Activity: Search the records below for the word "JSON". Copy each line where it occurs.

Record excerpts:
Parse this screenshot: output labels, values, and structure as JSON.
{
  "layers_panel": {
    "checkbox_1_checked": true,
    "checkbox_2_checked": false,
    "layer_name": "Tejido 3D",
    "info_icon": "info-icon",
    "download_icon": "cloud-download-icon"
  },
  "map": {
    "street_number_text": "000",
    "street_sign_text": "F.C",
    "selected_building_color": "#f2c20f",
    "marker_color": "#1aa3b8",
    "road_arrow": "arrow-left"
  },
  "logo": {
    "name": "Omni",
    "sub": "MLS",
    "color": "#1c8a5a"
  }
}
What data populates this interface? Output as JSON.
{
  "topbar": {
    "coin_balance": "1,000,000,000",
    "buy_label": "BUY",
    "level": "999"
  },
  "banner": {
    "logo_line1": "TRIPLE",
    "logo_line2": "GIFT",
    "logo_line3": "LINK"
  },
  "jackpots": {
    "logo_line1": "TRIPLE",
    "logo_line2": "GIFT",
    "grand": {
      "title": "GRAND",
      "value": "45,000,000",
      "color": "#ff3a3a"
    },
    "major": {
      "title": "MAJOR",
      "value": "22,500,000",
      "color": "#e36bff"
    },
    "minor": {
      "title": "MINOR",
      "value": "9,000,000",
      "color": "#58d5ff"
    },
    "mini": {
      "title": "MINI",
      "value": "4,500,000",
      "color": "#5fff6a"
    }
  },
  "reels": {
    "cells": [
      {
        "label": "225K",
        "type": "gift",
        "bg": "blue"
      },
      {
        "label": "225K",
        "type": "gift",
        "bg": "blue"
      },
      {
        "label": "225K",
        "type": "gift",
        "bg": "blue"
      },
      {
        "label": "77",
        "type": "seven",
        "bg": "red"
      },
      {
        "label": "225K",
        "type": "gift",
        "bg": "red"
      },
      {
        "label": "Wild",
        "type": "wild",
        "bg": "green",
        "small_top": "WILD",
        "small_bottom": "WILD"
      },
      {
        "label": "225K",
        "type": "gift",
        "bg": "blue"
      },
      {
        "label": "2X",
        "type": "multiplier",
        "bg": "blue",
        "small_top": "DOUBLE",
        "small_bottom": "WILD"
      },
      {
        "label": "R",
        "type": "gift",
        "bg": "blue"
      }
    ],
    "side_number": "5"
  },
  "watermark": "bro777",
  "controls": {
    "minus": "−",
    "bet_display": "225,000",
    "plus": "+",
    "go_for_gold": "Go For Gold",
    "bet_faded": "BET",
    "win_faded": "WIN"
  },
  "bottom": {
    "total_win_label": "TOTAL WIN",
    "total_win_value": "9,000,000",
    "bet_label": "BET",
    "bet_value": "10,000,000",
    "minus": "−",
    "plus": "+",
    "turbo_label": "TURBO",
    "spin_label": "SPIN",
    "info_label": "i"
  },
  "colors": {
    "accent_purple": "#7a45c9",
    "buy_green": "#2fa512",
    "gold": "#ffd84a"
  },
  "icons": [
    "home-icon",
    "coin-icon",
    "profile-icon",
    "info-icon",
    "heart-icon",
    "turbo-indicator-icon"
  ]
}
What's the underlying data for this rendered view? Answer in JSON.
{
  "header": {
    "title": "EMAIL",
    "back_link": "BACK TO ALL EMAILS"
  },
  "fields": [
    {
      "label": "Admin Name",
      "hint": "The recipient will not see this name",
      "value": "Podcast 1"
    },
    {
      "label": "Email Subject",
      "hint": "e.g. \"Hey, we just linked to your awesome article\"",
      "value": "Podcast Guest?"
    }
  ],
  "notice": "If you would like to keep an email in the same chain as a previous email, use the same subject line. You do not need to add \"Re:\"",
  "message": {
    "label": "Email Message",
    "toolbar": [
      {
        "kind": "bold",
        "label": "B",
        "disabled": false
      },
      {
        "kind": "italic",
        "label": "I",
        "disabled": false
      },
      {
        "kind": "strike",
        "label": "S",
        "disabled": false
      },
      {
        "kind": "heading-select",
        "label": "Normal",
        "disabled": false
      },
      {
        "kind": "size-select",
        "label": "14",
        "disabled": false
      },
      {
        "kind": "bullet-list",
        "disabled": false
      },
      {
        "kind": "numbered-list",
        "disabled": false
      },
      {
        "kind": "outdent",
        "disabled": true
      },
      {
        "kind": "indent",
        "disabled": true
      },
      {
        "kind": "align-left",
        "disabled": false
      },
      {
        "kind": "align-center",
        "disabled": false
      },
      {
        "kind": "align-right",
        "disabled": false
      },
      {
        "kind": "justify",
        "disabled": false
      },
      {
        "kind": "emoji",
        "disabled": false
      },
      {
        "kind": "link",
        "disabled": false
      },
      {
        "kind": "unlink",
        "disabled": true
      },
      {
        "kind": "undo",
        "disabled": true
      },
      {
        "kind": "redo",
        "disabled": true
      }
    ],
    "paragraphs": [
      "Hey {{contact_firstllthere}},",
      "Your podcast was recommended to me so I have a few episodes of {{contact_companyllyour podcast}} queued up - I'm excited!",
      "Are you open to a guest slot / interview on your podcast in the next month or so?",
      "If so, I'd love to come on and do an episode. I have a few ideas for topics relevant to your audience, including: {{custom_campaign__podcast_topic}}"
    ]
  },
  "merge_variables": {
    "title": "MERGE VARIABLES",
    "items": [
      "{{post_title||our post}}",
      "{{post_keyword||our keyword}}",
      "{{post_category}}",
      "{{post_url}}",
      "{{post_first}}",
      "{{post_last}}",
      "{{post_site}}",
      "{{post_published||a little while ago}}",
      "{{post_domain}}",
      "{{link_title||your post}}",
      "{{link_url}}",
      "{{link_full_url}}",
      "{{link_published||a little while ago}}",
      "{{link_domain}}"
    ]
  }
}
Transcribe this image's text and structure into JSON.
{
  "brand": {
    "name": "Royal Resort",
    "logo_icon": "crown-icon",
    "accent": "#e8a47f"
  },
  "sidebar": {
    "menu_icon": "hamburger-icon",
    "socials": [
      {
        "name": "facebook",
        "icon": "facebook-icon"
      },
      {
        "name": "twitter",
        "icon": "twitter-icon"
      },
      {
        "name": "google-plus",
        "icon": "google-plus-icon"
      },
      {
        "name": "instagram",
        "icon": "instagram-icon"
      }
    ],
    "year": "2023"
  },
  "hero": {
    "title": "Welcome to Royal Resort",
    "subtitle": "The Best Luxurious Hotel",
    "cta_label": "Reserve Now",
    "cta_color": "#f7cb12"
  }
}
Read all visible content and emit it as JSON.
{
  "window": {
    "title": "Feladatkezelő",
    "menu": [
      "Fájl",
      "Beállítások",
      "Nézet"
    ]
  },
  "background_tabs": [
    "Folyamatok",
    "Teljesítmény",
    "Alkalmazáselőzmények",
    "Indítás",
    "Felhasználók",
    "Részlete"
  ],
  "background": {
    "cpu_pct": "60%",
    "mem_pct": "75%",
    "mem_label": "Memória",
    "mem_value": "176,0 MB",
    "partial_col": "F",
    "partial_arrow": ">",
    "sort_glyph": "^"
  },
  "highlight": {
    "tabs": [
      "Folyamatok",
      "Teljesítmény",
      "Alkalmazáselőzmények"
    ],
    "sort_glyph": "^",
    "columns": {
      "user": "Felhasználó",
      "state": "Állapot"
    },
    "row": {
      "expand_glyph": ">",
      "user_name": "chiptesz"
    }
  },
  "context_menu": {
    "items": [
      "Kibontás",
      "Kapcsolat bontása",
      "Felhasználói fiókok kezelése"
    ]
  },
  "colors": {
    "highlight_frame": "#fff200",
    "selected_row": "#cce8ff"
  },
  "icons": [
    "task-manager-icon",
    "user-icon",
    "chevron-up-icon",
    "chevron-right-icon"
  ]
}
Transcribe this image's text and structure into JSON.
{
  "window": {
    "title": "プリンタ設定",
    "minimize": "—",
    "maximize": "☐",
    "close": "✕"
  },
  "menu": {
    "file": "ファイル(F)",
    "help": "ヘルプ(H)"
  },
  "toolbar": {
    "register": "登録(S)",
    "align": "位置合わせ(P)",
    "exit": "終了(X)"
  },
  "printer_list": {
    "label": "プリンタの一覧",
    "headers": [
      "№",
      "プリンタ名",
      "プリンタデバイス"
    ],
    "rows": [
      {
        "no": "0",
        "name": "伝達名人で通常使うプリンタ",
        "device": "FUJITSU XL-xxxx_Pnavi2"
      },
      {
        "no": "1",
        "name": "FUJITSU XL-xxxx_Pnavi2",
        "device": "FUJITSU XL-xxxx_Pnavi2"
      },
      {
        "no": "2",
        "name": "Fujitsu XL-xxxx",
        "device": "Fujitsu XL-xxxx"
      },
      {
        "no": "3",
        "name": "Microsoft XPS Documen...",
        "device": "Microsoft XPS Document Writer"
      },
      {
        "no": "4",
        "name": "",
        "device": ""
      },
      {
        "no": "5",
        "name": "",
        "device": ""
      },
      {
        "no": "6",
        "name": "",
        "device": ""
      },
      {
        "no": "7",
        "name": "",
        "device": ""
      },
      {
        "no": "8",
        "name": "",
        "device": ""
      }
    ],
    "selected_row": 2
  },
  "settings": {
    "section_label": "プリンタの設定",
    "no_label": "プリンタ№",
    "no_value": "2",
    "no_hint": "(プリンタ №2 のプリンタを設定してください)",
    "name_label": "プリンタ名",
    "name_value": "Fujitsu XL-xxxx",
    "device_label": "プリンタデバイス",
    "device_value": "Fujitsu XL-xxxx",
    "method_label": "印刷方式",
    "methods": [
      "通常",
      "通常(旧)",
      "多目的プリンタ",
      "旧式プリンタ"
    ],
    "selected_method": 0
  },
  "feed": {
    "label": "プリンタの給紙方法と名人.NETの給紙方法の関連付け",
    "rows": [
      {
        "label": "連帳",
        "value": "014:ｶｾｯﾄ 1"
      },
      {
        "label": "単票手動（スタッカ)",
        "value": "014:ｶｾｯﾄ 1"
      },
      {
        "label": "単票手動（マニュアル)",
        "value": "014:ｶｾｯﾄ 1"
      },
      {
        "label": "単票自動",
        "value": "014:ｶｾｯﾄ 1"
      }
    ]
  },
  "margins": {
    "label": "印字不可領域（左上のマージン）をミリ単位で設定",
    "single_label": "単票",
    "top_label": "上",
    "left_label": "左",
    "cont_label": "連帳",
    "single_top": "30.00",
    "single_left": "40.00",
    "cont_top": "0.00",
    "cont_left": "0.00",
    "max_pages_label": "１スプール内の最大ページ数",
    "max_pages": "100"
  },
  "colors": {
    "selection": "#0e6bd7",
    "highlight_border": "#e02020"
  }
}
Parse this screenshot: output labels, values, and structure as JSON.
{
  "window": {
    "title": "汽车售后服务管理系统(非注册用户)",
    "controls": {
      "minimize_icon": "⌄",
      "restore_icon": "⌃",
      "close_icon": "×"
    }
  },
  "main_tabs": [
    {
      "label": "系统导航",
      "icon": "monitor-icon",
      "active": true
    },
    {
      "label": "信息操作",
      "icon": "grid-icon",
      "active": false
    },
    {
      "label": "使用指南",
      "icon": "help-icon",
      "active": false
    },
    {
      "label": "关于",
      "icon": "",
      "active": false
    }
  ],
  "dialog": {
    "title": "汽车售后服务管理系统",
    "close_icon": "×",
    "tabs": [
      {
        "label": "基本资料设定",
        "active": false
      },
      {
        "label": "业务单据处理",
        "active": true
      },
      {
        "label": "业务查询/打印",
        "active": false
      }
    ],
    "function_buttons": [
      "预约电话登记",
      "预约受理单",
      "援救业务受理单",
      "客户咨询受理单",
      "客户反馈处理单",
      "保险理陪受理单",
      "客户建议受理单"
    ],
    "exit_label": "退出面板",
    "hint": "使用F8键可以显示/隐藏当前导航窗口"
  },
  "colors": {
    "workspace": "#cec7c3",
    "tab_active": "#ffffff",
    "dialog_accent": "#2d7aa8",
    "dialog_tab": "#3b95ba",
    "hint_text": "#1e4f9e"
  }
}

Result:
Parse this screenshot: output labels, values, and structure as JSON.
What data populates this interface? Output as JSON.
What's the underlying data for this rendered view? Answer in JSON.
Transcribe this image's text and structure into JSON.
Read all visible content and emit it as JSON.
Transcribe this image's text and structure into JSON.
Parse this screenshot: output labels, values, and structure as JSON.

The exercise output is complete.